■ **Task statement**: Find the string "this" in the records. Copy each line that has it.

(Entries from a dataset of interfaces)

--------------------------------

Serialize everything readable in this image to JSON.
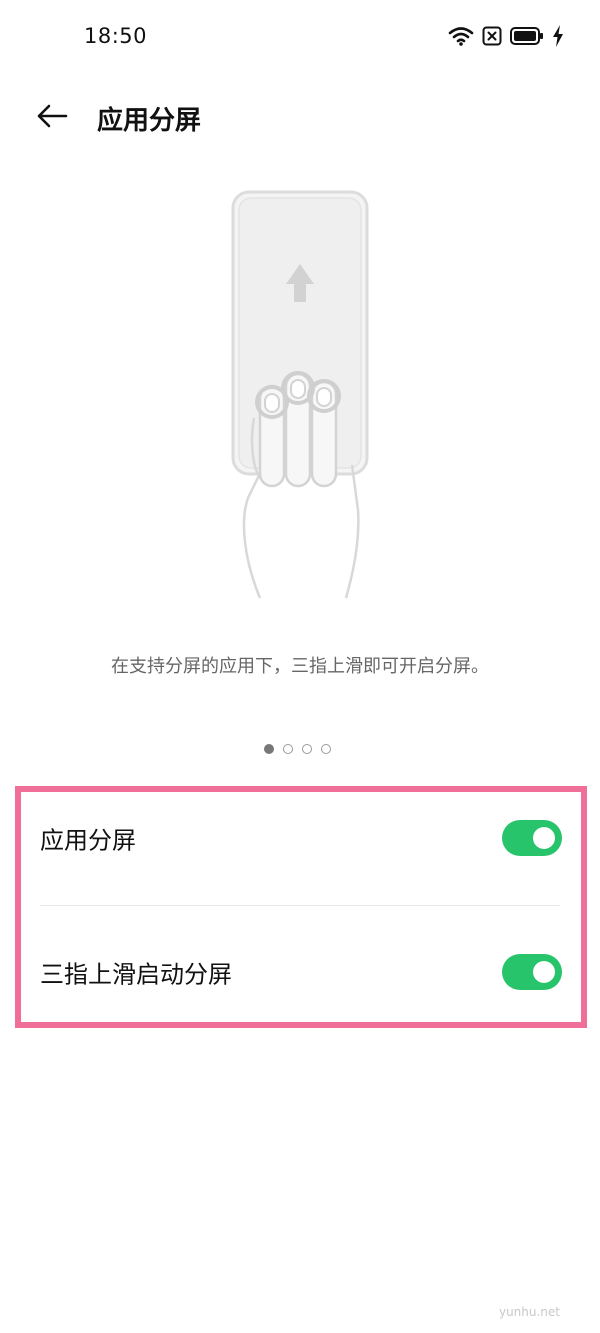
{
  "status_bar": {
    "time": "18:50",
    "icons": [
      "wifi-icon",
      "sim-error-icon",
      "battery-icon",
      "charging-bolt-icon"
    ]
  },
  "header": {
    "back_icon": "arrow-left-icon",
    "title": "应用分屏"
  },
  "tutorial": {
    "illustration": "three-finger-swipe-up-illustration",
    "description": "在支持分屏的应用下，三指上滑即可开启分屏。",
    "pages_total": 4,
    "current_page": 1
  },
  "settings": [
    {
      "label": "应用分屏",
      "enabled": true
    },
    {
      "label": "三指上滑启动分屏",
      "enabled": true
    }
  ],
  "colors": {
    "toggle_on": "#27c46c",
    "highlight_border": "#f06f98",
    "description_text": "#666666"
  },
  "watermark": "yunhu.net"
}
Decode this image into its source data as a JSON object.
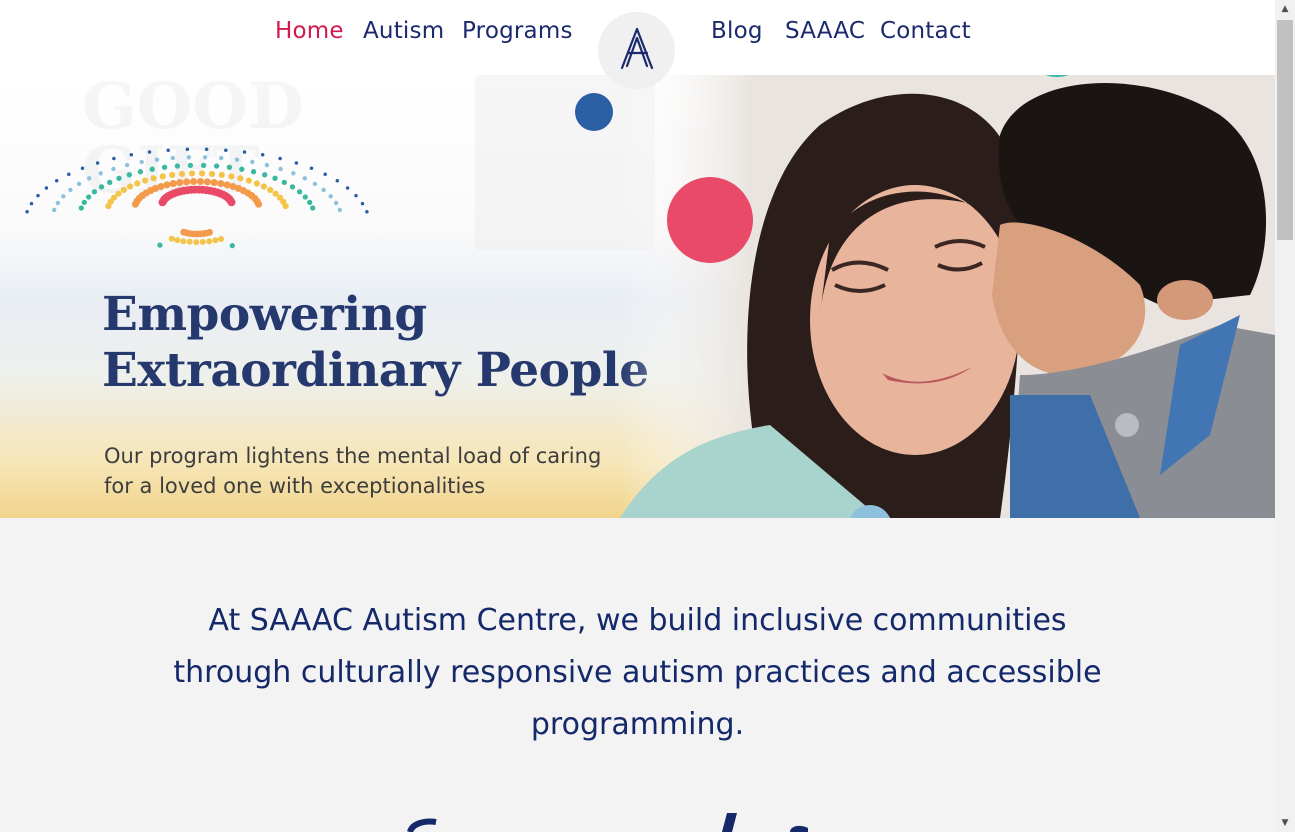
{
  "nav": {
    "items": [
      {
        "label": "Home",
        "active": true
      },
      {
        "label": "Autism"
      },
      {
        "label": "Programs"
      },
      {
        "label": "Blog"
      },
      {
        "label": "SAAAC"
      },
      {
        "label": "Contact"
      }
    ],
    "logo_icon": "saaac-a-logo-icon"
  },
  "hero": {
    "title_line1": "Empowering",
    "title_line2": "Extraordinary People",
    "subtitle_line1": "Our program lightens the mental load of caring",
    "subtitle_line2": "for a loved one with exceptionalities"
  },
  "intro": {
    "text": "At SAAAC Autism Centre, we build inclusive communities through culturally responsive autism practices and accessible programming."
  },
  "colors": {
    "navy": "#1a2a6c",
    "accent_pink": "#d3174f",
    "hero_title": "#26396f",
    "dot_red": "#e84a68",
    "dot_blue": "#2b5fa3",
    "dot_lightblue": "#8ec1dc",
    "dot_teal": "#3bb8a0"
  }
}
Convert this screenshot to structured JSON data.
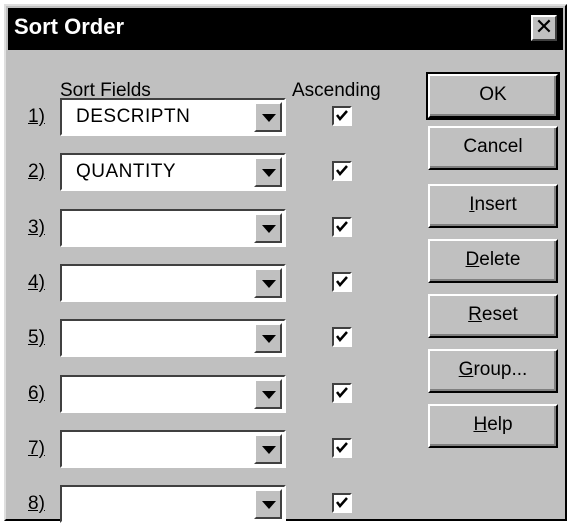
{
  "window": {
    "title": "Sort Order",
    "close_glyph": "✕"
  },
  "headers": {
    "fields": "Sort Fields",
    "ascending": "Ascending"
  },
  "rows": [
    {
      "num": "1)",
      "field": "DESCRIPTN",
      "ascending": true
    },
    {
      "num": "2)",
      "field": "QUANTITY",
      "ascending": true
    },
    {
      "num": "3)",
      "field": "",
      "ascending": true
    },
    {
      "num": "4)",
      "field": "",
      "ascending": true
    },
    {
      "num": "5)",
      "field": "",
      "ascending": true
    },
    {
      "num": "6)",
      "field": "",
      "ascending": true
    },
    {
      "num": "7)",
      "field": "",
      "ascending": true
    },
    {
      "num": "8)",
      "field": "",
      "ascending": true
    }
  ],
  "buttons": {
    "ok": "OK",
    "cancel": "Cancel",
    "insert": "Insert",
    "delete": "Delete",
    "reset": "Reset",
    "group": "Group...",
    "help": "Help"
  },
  "icons": {
    "combo": "dropdown-arrow-icon",
    "check": "checkmark-icon",
    "close": "close-icon"
  }
}
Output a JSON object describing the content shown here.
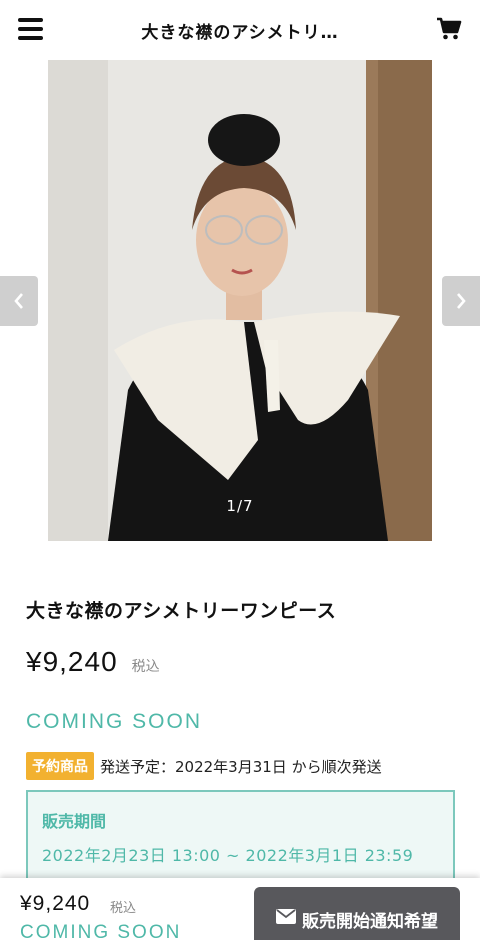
{
  "header": {
    "title": "大きな襟のアシメトリ…",
    "menu_icon": "hamburger-menu-icon",
    "cart_icon": "cart-icon"
  },
  "carousel": {
    "counter": "1/7",
    "prev_icon": "chevron-left-icon",
    "next_icon": "chevron-right-icon"
  },
  "product": {
    "name": "大きな襟のアシメトリーワンピース",
    "price": "¥9,240",
    "tax_label": "税込",
    "status": "COMING SOON",
    "preorder_badge": "予約商品",
    "shipping_text": "発送予定：2022年3月31日 から順次発送",
    "sale_period_title": "販売期間",
    "sale_period": "2022年2月23日 13:00 ~ 2022年3月1日 23:59"
  },
  "bottom_bar": {
    "price": "¥9,240",
    "tax_label": "税込",
    "status": "COMING SOON",
    "notify_button": "販売開始通知希望",
    "notify_icon": "envelope-icon"
  },
  "colors": {
    "accent_teal": "#4fb8a8",
    "badge_orange": "#f2b130",
    "button_gray": "#58585c"
  }
}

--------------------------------

■ **Task output**:
Serialize everything readable in this image to JSON.
Decode this image into its source data as a JSON object.
Convert this screenshot to structured JSON data.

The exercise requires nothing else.